Work instructions: Copy down the listing below exactly. Do not include pictures.

Supplied information:
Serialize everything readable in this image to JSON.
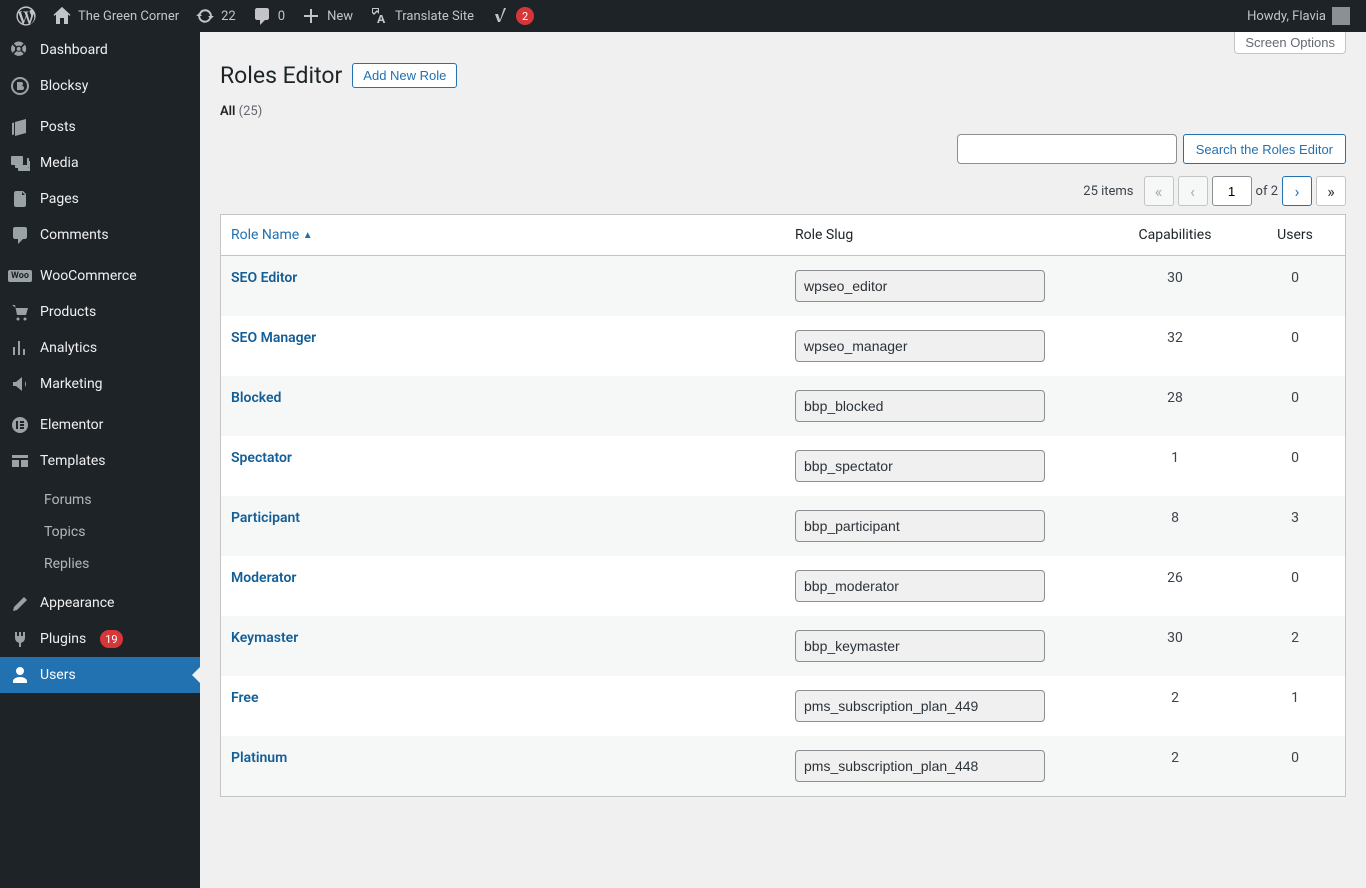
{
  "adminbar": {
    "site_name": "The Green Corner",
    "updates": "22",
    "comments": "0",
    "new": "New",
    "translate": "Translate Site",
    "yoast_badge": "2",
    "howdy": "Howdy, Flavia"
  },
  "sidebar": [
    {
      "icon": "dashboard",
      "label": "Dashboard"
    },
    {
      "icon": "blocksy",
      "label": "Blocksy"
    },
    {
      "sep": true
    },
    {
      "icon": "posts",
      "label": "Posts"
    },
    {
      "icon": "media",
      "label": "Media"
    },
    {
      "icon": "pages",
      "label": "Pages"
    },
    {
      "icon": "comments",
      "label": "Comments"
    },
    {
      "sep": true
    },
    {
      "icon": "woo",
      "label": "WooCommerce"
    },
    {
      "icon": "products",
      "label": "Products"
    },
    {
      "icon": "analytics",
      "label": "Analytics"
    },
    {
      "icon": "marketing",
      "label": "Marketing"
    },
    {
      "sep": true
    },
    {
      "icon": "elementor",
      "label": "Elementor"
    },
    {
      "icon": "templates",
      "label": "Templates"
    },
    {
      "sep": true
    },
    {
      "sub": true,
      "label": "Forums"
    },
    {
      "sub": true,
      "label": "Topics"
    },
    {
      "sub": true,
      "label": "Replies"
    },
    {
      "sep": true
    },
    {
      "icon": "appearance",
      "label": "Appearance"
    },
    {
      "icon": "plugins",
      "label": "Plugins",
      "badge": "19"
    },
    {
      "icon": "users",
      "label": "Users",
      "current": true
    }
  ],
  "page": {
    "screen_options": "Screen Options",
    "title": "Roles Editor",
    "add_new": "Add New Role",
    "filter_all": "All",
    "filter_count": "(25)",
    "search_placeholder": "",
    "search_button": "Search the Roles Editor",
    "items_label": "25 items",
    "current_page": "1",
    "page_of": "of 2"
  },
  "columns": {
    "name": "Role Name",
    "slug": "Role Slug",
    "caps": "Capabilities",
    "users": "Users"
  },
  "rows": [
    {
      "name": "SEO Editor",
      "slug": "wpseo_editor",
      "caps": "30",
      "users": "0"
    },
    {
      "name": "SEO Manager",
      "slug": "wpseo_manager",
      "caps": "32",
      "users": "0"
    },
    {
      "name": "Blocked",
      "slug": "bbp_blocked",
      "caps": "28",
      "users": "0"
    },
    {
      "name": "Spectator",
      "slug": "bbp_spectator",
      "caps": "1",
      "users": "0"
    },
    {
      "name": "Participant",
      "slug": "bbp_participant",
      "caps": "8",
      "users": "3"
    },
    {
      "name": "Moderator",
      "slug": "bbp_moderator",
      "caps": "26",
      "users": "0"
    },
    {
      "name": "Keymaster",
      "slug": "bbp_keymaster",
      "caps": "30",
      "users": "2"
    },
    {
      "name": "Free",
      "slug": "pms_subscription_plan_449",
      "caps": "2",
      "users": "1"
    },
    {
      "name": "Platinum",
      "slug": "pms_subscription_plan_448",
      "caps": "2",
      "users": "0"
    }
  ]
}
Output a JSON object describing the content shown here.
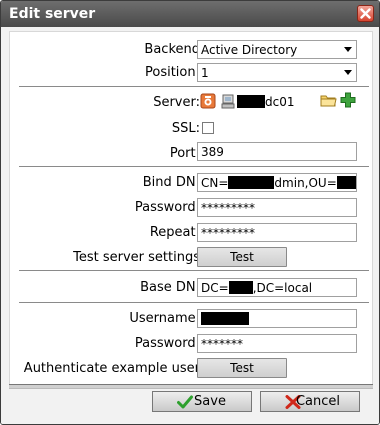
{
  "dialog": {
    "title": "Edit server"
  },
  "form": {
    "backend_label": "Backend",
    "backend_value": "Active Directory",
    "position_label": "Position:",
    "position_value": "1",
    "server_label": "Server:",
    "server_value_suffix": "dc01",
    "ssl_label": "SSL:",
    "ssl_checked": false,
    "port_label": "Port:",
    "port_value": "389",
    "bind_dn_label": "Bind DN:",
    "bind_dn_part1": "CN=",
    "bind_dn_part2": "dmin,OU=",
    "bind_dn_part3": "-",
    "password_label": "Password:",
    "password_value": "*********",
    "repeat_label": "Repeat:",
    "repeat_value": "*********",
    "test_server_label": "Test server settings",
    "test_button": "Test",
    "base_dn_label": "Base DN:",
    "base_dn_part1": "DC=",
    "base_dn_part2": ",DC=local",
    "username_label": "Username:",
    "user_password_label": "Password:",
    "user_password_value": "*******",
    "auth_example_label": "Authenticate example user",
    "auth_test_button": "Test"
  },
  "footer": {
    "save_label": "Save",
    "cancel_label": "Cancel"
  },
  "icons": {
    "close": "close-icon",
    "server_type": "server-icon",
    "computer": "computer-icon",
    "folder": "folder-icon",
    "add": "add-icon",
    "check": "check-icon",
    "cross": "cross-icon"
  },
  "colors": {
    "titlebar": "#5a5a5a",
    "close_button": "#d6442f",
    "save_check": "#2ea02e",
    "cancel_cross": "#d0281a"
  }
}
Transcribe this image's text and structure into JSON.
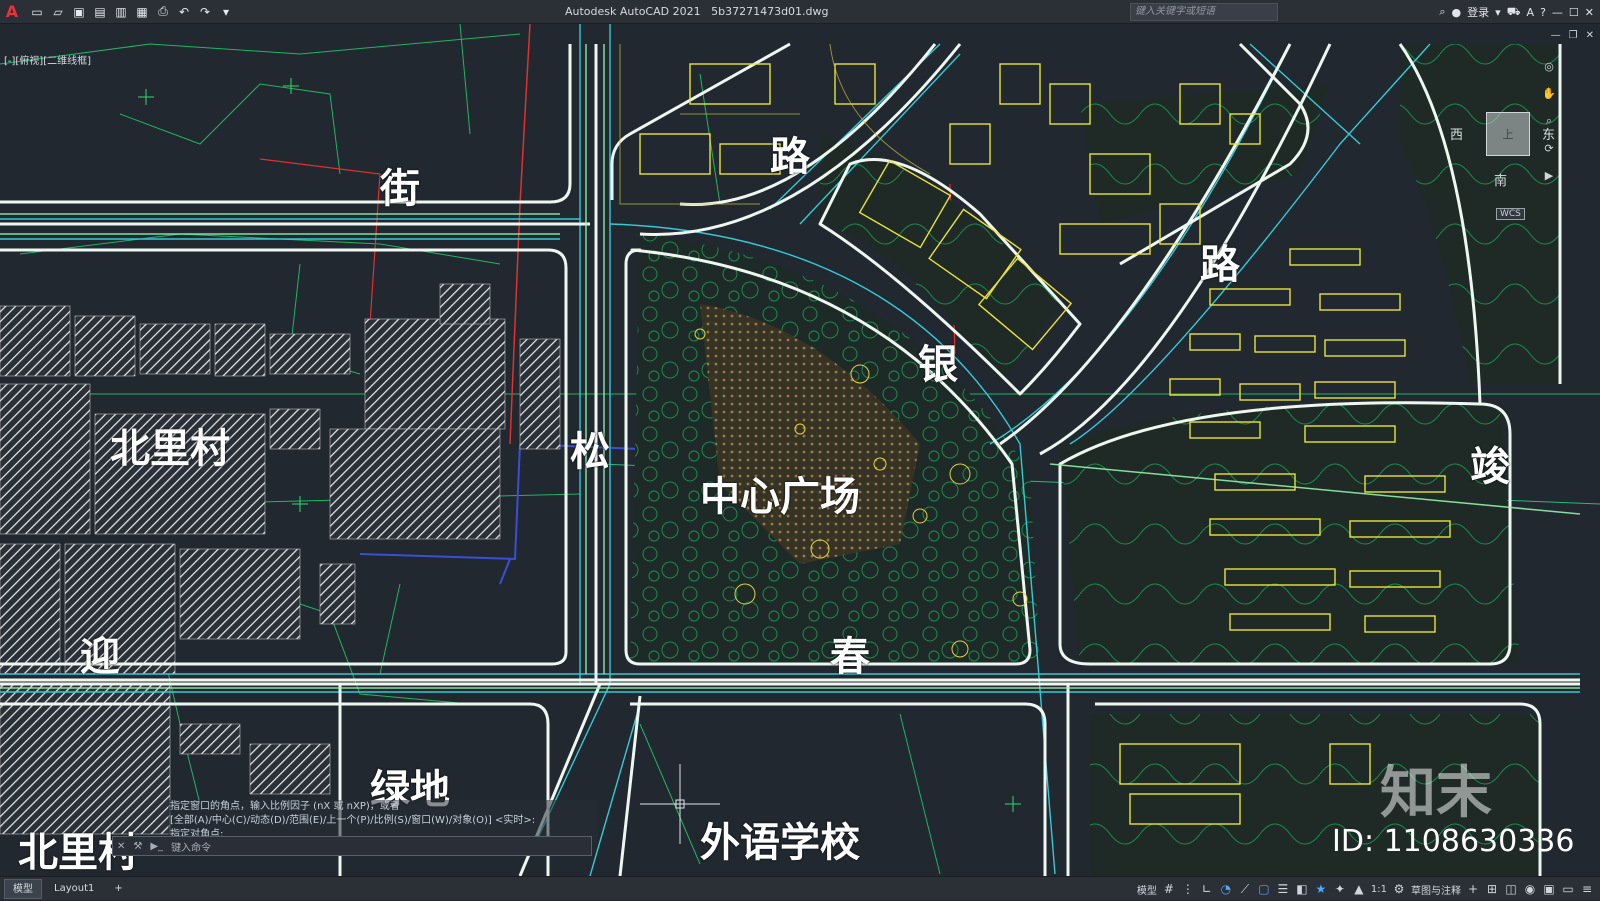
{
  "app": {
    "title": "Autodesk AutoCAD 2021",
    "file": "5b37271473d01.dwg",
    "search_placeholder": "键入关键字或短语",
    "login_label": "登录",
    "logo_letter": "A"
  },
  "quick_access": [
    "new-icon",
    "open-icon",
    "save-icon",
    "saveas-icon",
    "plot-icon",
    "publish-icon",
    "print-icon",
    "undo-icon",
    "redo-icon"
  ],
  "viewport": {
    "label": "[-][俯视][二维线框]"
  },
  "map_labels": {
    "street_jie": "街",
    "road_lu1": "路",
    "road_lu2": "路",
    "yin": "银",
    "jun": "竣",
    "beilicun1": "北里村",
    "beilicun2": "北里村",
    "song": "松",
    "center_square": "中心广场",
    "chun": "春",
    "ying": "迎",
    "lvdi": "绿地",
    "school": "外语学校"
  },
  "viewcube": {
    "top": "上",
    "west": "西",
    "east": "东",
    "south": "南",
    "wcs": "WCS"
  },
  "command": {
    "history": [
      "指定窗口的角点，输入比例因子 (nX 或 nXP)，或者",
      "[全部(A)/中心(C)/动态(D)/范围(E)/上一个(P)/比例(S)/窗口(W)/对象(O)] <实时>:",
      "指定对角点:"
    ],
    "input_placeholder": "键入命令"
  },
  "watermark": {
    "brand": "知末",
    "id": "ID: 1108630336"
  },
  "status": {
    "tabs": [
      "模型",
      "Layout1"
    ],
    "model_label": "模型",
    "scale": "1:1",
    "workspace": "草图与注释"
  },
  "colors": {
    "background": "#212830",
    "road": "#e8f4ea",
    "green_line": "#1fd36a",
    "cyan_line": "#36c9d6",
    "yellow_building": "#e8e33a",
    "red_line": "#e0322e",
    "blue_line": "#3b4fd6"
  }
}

Exercise output:
Serialize everything readable in this image to JSON.
{
  "adminbar": {
    "site_name": "The Green Corner",
    "updates": "22",
    "comments": "0",
    "new": "New",
    "translate": "Translate Site",
    "yoast_badge": "2",
    "howdy": "Howdy, Flavia"
  },
  "sidebar": [
    {
      "icon": "dashboard",
      "label": "Dashboard"
    },
    {
      "icon": "blocksy",
      "label": "Blocksy"
    },
    {
      "sep": true
    },
    {
      "icon": "posts",
      "label": "Posts"
    },
    {
      "icon": "media",
      "label": "Media"
    },
    {
      "icon": "pages",
      "label": "Pages"
    },
    {
      "icon": "comments",
      "label": "Comments"
    },
    {
      "sep": true
    },
    {
      "icon": "woo",
      "label": "WooCommerce"
    },
    {
      "icon": "products",
      "label": "Products"
    },
    {
      "icon": "analytics",
      "label": "Analytics"
    },
    {
      "icon": "marketing",
      "label": "Marketing"
    },
    {
      "sep": true
    },
    {
      "icon": "elementor",
      "label": "Elementor"
    },
    {
      "icon": "templates",
      "label": "Templates"
    },
    {
      "sep": true
    },
    {
      "sub": true,
      "label": "Forums"
    },
    {
      "sub": true,
      "label": "Topics"
    },
    {
      "sub": true,
      "label": "Replies"
    },
    {
      "sep": true
    },
    {
      "icon": "appearance",
      "label": "Appearance"
    },
    {
      "icon": "plugins",
      "label": "Plugins",
      "badge": "19"
    },
    {
      "icon": "users",
      "label": "Users",
      "current": true
    }
  ],
  "page": {
    "screen_options": "Screen Options",
    "title": "Roles Editor",
    "add_new": "Add New Role",
    "filter_all": "All",
    "filter_count": "(25)",
    "search_placeholder": "",
    "search_button": "Search the Roles Editor",
    "items_label": "25 items",
    "current_page": "1",
    "page_of": "of 2"
  },
  "columns": {
    "name": "Role Name",
    "slug": "Role Slug",
    "caps": "Capabilities",
    "users": "Users"
  },
  "rows": [
    {
      "name": "SEO Editor",
      "slug": "wpseo_editor",
      "caps": "30",
      "users": "0"
    },
    {
      "name": "SEO Manager",
      "slug": "wpseo_manager",
      "caps": "32",
      "users": "0"
    },
    {
      "name": "Blocked",
      "slug": "bbp_blocked",
      "caps": "28",
      "users": "0"
    },
    {
      "name": "Spectator",
      "slug": "bbp_spectator",
      "caps": "1",
      "users": "0"
    },
    {
      "name": "Participant",
      "slug": "bbp_participant",
      "caps": "8",
      "users": "3"
    },
    {
      "name": "Moderator",
      "slug": "bbp_moderator",
      "caps": "26",
      "users": "0"
    },
    {
      "name": "Keymaster",
      "slug": "bbp_keymaster",
      "caps": "30",
      "users": "2"
    },
    {
      "name": "Free",
      "slug": "pms_subscription_plan_449",
      "caps": "2",
      "users": "1"
    },
    {
      "name": "Platinum",
      "slug": "pms_subscription_plan_448",
      "caps": "2",
      "users": "0"
    }
  ]
}
Output a JSON object describing the content shown here.
{
  "dialog": {
    "title": "Edit server"
  },
  "form": {
    "backend_label": "Backend",
    "backend_value": "Active Directory",
    "position_label": "Position:",
    "position_value": "1",
    "server_label": "Server:",
    "server_value_suffix": "dc01",
    "ssl_label": "SSL:",
    "ssl_checked": false,
    "port_label": "Port:",
    "port_value": "389",
    "bind_dn_label": "Bind DN:",
    "bind_dn_part1": "CN=",
    "bind_dn_part2": "dmin,OU=",
    "bind_dn_part3": "-",
    "password_label": "Password:",
    "password_value": "*********",
    "repeat_label": "Repeat:",
    "repeat_value": "*********",
    "test_server_label": "Test server settings",
    "test_button": "Test",
    "base_dn_label": "Base DN:",
    "base_dn_part1": "DC=",
    "base_dn_part2": ",DC=local",
    "username_label": "Username:",
    "user_password_label": "Password:",
    "user_password_value": "*******",
    "auth_example_label": "Authenticate example user",
    "auth_test_button": "Test"
  },
  "footer": {
    "save_label": "Save",
    "cancel_label": "Cancel"
  },
  "icons": {
    "close": "close-icon",
    "server_type": "server-icon",
    "computer": "computer-icon",
    "folder": "folder-icon",
    "add": "add-icon",
    "check": "check-icon",
    "cross": "cross-icon"
  },
  "colors": {
    "titlebar": "#5a5a5a",
    "close_button": "#d6442f",
    "save_check": "#2ea02e",
    "cancel_cross": "#d0281a"
  }
}
Transcribe this image's text and structure into JSON.
{
  "app": {
    "title": "Autodesk AutoCAD 2021",
    "file": "5b37271473d01.dwg",
    "search_placeholder": "键入关键字或短语",
    "login_label": "登录",
    "logo_letter": "A"
  },
  "quick_access": [
    "new-icon",
    "open-icon",
    "save-icon",
    "saveas-icon",
    "plot-icon",
    "publish-icon",
    "print-icon",
    "undo-icon",
    "redo-icon"
  ],
  "viewport": {
    "label": "[-][俯视][二维线框]"
  },
  "map_labels": {
    "street_jie": "街",
    "road_lu1": "路",
    "road_lu2": "路",
    "yin": "银",
    "jun": "竣",
    "beilicun1": "北里村",
    "beilicun2": "北里村",
    "song": "松",
    "center_square": "中心广场",
    "chun": "春",
    "ying": "迎",
    "lvdi": "绿地",
    "school": "外语学校"
  },
  "viewcube": {
    "top": "上",
    "west": "西",
    "east": "东",
    "south": "南",
    "wcs": "WCS"
  },
  "command": {
    "history": [
      "指定窗口的角点，输入比例因子 (nX 或 nXP)，或者",
      "[全部(A)/中心(C)/动态(D)/范围(E)/上一个(P)/比例(S)/窗口(W)/对象(O)] <实时>:",
      "指定对角点:"
    ],
    "input_placeholder": "键入命令"
  },
  "watermark": {
    "brand": "知末",
    "id": "ID: 1108630336"
  },
  "status": {
    "tabs": [
      "模型",
      "Layout1"
    ],
    "model_label": "模型",
    "scale": "1:1",
    "workspace": "草图与注释"
  },
  "colors": {
    "background": "#212830",
    "road": "#e8f4ea",
    "green_line": "#1fd36a",
    "cyan_line": "#36c9d6",
    "yellow_building": "#e8e33a",
    "red_line": "#e0322e",
    "blue_line": "#3b4fd6"
  }
}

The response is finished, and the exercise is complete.